■ SUPPLIED DATA ■
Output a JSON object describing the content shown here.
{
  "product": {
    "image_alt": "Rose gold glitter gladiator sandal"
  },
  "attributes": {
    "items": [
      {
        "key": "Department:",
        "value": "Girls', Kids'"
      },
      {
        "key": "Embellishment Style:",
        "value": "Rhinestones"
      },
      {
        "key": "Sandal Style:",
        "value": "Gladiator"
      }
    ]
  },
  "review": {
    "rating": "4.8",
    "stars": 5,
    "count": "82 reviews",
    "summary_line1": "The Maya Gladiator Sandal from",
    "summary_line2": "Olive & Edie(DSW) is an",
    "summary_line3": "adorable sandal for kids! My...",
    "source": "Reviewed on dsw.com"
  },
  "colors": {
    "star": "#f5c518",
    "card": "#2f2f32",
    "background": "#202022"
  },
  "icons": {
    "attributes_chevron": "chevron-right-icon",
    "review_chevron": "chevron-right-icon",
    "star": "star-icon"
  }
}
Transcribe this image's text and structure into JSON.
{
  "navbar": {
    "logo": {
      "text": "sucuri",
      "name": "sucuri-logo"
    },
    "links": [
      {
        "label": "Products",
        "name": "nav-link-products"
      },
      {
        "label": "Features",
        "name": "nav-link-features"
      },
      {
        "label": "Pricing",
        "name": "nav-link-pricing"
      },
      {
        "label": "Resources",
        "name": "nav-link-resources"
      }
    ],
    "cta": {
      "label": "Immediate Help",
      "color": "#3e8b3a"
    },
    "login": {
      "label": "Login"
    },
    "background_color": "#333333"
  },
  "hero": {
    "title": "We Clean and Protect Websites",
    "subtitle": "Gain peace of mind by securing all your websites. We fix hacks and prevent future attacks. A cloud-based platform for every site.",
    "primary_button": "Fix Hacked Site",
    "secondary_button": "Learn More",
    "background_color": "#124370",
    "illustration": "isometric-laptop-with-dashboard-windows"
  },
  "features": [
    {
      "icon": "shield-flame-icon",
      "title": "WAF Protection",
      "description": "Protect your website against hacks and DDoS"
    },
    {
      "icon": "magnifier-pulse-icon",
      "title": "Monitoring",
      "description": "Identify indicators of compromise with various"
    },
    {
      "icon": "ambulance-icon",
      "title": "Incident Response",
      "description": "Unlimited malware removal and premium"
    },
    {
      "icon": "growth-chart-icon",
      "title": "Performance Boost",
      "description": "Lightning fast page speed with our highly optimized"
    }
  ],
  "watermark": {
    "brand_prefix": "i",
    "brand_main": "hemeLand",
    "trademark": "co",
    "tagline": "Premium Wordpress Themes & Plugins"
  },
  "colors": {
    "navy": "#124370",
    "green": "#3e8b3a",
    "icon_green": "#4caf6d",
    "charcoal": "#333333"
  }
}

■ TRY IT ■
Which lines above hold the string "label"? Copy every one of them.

■ FINAL ANSWER ■
        "label": "Products",
        "label": "Features",
        "label": "Pricing",
        "label": "Resources",
      "label": "Immediate Help",
      "label": "Login"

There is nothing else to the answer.